/---

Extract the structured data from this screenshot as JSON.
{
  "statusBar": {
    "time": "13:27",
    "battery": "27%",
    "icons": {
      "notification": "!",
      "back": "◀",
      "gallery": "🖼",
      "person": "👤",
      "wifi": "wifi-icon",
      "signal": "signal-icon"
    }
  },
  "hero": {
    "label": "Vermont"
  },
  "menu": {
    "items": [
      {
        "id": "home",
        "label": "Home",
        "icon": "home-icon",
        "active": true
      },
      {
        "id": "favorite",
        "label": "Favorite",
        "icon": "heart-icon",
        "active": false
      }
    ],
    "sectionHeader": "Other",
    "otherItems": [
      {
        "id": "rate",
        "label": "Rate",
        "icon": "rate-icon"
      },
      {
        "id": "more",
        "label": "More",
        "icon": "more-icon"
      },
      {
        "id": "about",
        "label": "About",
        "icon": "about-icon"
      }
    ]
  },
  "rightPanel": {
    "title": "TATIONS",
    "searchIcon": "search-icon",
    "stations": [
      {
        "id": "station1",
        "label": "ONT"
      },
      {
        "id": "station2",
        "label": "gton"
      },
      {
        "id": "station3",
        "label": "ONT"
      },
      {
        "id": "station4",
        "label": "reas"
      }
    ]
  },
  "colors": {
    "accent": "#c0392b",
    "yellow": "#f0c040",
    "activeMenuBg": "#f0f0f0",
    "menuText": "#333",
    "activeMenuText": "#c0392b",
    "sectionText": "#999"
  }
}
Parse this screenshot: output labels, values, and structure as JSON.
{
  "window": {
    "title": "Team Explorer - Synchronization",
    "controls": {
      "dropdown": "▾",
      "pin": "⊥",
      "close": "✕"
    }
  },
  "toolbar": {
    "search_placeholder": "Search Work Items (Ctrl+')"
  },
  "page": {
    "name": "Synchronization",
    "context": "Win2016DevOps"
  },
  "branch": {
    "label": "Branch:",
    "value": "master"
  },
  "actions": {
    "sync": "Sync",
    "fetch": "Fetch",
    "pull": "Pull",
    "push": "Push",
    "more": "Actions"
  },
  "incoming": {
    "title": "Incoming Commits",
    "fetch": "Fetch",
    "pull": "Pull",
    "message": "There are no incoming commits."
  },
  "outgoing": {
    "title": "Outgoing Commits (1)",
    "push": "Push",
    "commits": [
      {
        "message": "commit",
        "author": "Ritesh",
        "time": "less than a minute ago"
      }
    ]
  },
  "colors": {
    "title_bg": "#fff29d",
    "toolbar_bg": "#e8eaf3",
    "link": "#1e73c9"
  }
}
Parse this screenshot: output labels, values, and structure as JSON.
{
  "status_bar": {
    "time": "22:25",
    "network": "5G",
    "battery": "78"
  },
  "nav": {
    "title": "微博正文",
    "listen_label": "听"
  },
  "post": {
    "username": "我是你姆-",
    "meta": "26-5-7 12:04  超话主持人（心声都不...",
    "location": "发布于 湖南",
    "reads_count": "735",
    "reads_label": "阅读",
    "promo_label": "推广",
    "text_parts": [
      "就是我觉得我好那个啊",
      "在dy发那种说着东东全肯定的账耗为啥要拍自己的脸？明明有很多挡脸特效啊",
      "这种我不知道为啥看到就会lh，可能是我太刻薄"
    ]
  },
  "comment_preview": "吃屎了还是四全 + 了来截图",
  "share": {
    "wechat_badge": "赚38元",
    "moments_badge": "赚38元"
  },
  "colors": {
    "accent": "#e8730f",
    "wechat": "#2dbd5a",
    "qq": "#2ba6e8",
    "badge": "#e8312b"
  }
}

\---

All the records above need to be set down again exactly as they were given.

REPLY TO THE TASK.
Extract the structured data from this screenshot as JSON.
{
  "statusBar": {
    "time": "13:27",
    "battery": "27%",
    "icons": {
      "notification": "!",
      "back": "◀",
      "gallery": "🖼",
      "person": "👤",
      "wifi": "wifi-icon",
      "signal": "signal-icon"
    }
  },
  "hero": {
    "label": "Vermont"
  },
  "menu": {
    "items": [
      {
        "id": "home",
        "label": "Home",
        "icon": "home-icon",
        "active": true
      },
      {
        "id": "favorite",
        "label": "Favorite",
        "icon": "heart-icon",
        "active": false
      }
    ],
    "sectionHeader": "Other",
    "otherItems": [
      {
        "id": "rate",
        "label": "Rate",
        "icon": "rate-icon"
      },
      {
        "id": "more",
        "label": "More",
        "icon": "more-icon"
      },
      {
        "id": "about",
        "label": "About",
        "icon": "about-icon"
      }
    ]
  },
  "rightPanel": {
    "title": "TATIONS",
    "searchIcon": "search-icon",
    "stations": [
      {
        "id": "station1",
        "label": "ONT"
      },
      {
        "id": "station2",
        "label": "gton"
      },
      {
        "id": "station3",
        "label": "ONT"
      },
      {
        "id": "station4",
        "label": "reas"
      }
    ]
  },
  "colors": {
    "accent": "#c0392b",
    "yellow": "#f0c040",
    "activeMenuBg": "#f0f0f0",
    "menuText": "#333",
    "activeMenuText": "#c0392b",
    "sectionText": "#999"
  }
}
Parse this screenshot: output labels, values, and structure as JSON.
{
  "window": {
    "title": "Team Explorer - Synchronization",
    "controls": {
      "dropdown": "▾",
      "pin": "⊥",
      "close": "✕"
    }
  },
  "toolbar": {
    "search_placeholder": "Search Work Items (Ctrl+')"
  },
  "page": {
    "name": "Synchronization",
    "context": "Win2016DevOps"
  },
  "branch": {
    "label": "Branch:",
    "value": "master"
  },
  "actions": {
    "sync": "Sync",
    "fetch": "Fetch",
    "pull": "Pull",
    "push": "Push",
    "more": "Actions"
  },
  "incoming": {
    "title": "Incoming Commits",
    "fetch": "Fetch",
    "pull": "Pull",
    "message": "There are no incoming commits."
  },
  "outgoing": {
    "title": "Outgoing Commits (1)",
    "push": "Push",
    "commits": [
      {
        "message": "commit",
        "author": "Ritesh",
        "time": "less than a minute ago"
      }
    ]
  },
  "colors": {
    "title_bg": "#fff29d",
    "toolbar_bg": "#e8eaf3",
    "link": "#1e73c9"
  }
}
Parse this screenshot: output labels, values, and structure as JSON.
{
  "status_bar": {
    "time": "22:25",
    "network": "5G",
    "battery": "78"
  },
  "nav": {
    "title": "微博正文",
    "listen_label": "听"
  },
  "post": {
    "username": "我是你姆-",
    "meta": "26-5-7 12:04  超话主持人（心声都不...",
    "location": "发布于 湖南",
    "reads_count": "735",
    "reads_label": "阅读",
    "promo_label": "推广",
    "text_parts": [
      "就是我觉得我好那个啊",
      "在dy发那种说着东东全肯定的账耗为啥要拍自己的脸？明明有很多挡脸特效啊",
      "这种我不知道为啥看到就会lh，可能是我太刻薄"
    ]
  },
  "comment_preview": "吃屎了还是四全 + 了来截图",
  "share": {
    "wechat_badge": "赚38元",
    "moments_badge": "赚38元"
  },
  "colors": {
    "accent": "#e8730f",
    "wechat": "#2dbd5a",
    "qq": "#2ba6e8",
    "badge": "#e8312b"
  }
}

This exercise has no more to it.